Every line with the word "this" in it should be extracted from the data that follows.
GIVEN ENTRIES Block Start
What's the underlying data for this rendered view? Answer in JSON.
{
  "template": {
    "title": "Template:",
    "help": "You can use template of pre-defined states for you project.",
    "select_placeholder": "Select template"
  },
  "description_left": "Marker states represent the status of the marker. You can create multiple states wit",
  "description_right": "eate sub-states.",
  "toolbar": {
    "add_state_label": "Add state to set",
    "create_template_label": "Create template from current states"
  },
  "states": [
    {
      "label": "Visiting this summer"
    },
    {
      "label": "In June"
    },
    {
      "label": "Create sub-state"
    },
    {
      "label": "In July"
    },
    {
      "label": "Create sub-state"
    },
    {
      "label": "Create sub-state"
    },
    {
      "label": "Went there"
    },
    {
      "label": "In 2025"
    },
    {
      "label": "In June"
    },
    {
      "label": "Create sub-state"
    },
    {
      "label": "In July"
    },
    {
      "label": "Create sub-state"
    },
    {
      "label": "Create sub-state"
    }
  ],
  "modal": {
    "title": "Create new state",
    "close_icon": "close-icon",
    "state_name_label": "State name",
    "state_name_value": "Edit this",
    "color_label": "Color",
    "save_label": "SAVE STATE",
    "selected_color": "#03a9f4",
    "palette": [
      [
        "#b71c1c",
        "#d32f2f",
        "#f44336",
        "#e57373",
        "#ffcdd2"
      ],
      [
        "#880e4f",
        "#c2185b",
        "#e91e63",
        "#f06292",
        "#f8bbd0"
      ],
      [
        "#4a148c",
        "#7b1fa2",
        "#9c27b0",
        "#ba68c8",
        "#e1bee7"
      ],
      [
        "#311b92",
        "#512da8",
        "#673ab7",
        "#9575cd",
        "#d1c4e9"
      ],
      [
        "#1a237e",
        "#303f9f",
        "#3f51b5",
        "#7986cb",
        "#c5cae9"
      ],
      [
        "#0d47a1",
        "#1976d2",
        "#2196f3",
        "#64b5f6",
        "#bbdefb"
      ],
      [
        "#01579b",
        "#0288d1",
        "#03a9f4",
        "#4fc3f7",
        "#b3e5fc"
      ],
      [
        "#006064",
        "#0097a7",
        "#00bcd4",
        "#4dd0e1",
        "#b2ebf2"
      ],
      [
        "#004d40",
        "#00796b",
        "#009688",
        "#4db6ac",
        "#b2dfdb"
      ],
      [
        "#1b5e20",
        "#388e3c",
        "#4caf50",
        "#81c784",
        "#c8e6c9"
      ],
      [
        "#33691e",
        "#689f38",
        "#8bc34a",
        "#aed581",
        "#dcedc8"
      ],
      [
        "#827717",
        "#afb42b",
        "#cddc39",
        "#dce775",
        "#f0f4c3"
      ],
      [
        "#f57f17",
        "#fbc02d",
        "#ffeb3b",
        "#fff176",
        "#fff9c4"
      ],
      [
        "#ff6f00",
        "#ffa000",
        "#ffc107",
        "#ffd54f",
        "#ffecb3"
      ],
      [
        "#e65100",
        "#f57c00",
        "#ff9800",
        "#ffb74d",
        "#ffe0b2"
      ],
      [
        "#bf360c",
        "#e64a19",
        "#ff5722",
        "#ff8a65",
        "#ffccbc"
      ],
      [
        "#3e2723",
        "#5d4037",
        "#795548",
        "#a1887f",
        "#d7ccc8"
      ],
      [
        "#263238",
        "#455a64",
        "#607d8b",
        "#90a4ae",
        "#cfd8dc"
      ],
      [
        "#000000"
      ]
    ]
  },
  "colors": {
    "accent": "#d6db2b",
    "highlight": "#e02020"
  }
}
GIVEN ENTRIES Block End
TASK OUTPUT:
What's the underlying data for this rendered view? Answer in JSON.
      "label": "Visiting this summer"
    "state_name_value": "Edit this",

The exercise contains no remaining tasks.